**** RECORDS SHOWN

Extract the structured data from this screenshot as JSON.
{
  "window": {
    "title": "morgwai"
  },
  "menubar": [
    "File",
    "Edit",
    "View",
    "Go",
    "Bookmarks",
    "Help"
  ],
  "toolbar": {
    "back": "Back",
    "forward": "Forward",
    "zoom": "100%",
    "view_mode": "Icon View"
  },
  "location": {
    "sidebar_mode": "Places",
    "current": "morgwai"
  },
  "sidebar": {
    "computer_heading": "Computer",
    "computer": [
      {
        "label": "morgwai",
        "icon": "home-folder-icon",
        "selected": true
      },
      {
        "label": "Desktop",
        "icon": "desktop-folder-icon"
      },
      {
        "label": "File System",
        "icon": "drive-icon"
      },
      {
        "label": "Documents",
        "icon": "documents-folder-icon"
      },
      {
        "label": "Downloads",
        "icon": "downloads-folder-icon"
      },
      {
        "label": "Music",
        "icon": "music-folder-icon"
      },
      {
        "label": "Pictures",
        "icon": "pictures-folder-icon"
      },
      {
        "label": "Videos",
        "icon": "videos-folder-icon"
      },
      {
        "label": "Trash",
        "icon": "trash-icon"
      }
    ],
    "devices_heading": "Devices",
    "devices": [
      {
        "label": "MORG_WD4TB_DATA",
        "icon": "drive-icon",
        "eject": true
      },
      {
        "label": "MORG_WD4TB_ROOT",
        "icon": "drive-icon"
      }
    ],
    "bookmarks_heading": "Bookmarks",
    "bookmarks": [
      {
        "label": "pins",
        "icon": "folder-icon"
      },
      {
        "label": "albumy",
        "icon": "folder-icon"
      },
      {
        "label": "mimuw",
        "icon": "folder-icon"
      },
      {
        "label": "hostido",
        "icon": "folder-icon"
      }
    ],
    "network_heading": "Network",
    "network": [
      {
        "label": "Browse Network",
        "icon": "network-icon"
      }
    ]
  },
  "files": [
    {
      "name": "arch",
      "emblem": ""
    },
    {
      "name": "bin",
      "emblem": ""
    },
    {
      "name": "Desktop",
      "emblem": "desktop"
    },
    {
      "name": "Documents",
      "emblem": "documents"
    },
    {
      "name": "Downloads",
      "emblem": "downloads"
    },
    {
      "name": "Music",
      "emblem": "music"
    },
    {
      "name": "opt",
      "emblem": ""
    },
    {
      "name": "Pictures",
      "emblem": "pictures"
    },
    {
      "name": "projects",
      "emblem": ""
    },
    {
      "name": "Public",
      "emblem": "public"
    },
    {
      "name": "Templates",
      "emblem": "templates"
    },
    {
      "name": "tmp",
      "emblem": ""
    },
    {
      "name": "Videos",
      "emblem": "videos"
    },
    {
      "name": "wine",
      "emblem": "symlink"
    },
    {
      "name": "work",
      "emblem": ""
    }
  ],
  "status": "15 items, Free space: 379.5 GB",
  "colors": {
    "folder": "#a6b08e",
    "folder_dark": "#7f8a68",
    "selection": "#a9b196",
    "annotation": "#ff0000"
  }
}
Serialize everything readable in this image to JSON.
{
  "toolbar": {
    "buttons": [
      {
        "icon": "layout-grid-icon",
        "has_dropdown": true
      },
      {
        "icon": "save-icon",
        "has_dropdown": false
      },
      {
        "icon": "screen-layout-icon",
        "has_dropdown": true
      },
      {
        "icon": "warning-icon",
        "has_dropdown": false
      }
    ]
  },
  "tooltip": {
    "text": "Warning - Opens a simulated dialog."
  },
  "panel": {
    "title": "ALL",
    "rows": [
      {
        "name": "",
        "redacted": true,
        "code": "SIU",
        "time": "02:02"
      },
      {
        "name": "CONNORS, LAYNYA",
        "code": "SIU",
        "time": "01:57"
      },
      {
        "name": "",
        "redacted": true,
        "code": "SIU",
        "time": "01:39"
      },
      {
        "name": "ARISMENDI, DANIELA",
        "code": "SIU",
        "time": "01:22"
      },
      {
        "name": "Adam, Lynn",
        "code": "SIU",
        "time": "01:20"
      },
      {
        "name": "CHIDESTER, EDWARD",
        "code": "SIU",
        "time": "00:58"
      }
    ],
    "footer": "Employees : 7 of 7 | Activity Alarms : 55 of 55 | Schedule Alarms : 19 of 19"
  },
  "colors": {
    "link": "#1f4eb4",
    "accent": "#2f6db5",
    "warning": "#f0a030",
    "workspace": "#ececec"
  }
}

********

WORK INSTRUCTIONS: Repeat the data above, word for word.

ANSWER FOR THE TASK:
Extract the structured data from this screenshot as JSON.
{
  "window": {
    "title": "morgwai"
  },
  "menubar": [
    "File",
    "Edit",
    "View",
    "Go",
    "Bookmarks",
    "Help"
  ],
  "toolbar": {
    "back": "Back",
    "forward": "Forward",
    "zoom": "100%",
    "view_mode": "Icon View"
  },
  "location": {
    "sidebar_mode": "Places",
    "current": "morgwai"
  },
  "sidebar": {
    "computer_heading": "Computer",
    "computer": [
      {
        "label": "morgwai",
        "icon": "home-folder-icon",
        "selected": true
      },
      {
        "label": "Desktop",
        "icon": "desktop-folder-icon"
      },
      {
        "label": "File System",
        "icon": "drive-icon"
      },
      {
        "label": "Documents",
        "icon": "documents-folder-icon"
      },
      {
        "label": "Downloads",
        "icon": "downloads-folder-icon"
      },
      {
        "label": "Music",
        "icon": "music-folder-icon"
      },
      {
        "label": "Pictures",
        "icon": "pictures-folder-icon"
      },
      {
        "label": "Videos",
        "icon": "videos-folder-icon"
      },
      {
        "label": "Trash",
        "icon": "trash-icon"
      }
    ],
    "devices_heading": "Devices",
    "devices": [
      {
        "label": "MORG_WD4TB_DATA",
        "icon": "drive-icon",
        "eject": true
      },
      {
        "label": "MORG_WD4TB_ROOT",
        "icon": "drive-icon"
      }
    ],
    "bookmarks_heading": "Bookmarks",
    "bookmarks": [
      {
        "label": "pins",
        "icon": "folder-icon"
      },
      {
        "label": "albumy",
        "icon": "folder-icon"
      },
      {
        "label": "mimuw",
        "icon": "folder-icon"
      },
      {
        "label": "hostido",
        "icon": "folder-icon"
      }
    ],
    "network_heading": "Network",
    "network": [
      {
        "label": "Browse Network",
        "icon": "network-icon"
      }
    ]
  },
  "files": [
    {
      "name": "arch",
      "emblem": ""
    },
    {
      "name": "bin",
      "emblem": ""
    },
    {
      "name": "Desktop",
      "emblem": "desktop"
    },
    {
      "name": "Documents",
      "emblem": "documents"
    },
    {
      "name": "Downloads",
      "emblem": "downloads"
    },
    {
      "name": "Music",
      "emblem": "music"
    },
    {
      "name": "opt",
      "emblem": ""
    },
    {
      "name": "Pictures",
      "emblem": "pictures"
    },
    {
      "name": "projects",
      "emblem": ""
    },
    {
      "name": "Public",
      "emblem": "public"
    },
    {
      "name": "Templates",
      "emblem": "templates"
    },
    {
      "name": "tmp",
      "emblem": ""
    },
    {
      "name": "Videos",
      "emblem": "videos"
    },
    {
      "name": "wine",
      "emblem": "symlink"
    },
    {
      "name": "work",
      "emblem": ""
    }
  ],
  "status": "15 items, Free space: 379.5 GB",
  "colors": {
    "folder": "#a6b08e",
    "folder_dark": "#7f8a68",
    "selection": "#a9b196",
    "annotation": "#ff0000"
  }
}
Serialize everything readable in this image to JSON.
{
  "toolbar": {
    "buttons": [
      {
        "icon": "layout-grid-icon",
        "has_dropdown": true
      },
      {
        "icon": "save-icon",
        "has_dropdown": false
      },
      {
        "icon": "screen-layout-icon",
        "has_dropdown": true
      },
      {
        "icon": "warning-icon",
        "has_dropdown": false
      }
    ]
  },
  "tooltip": {
    "text": "Warning - Opens a simulated dialog."
  },
  "panel": {
    "title": "ALL",
    "rows": [
      {
        "name": "",
        "redacted": true,
        "code": "SIU",
        "time": "02:02"
      },
      {
        "name": "CONNORS, LAYNYA",
        "code": "SIU",
        "time": "01:57"
      },
      {
        "name": "",
        "redacted": true,
        "code": "SIU",
        "time": "01:39"
      },
      {
        "name": "ARISMENDI, DANIELA",
        "code": "SIU",
        "time": "01:22"
      },
      {
        "name": "Adam, Lynn",
        "code": "SIU",
        "time": "01:20"
      },
      {
        "name": "CHIDESTER, EDWARD",
        "code": "SIU",
        "time": "00:58"
      }
    ],
    "footer": "Employees : 7 of 7 | Activity Alarms : 55 of 55 | Schedule Alarms : 19 of 19"
  },
  "colors": {
    "link": "#1f4eb4",
    "accent": "#2f6db5",
    "warning": "#f0a030",
    "workspace": "#ececec"
  }
}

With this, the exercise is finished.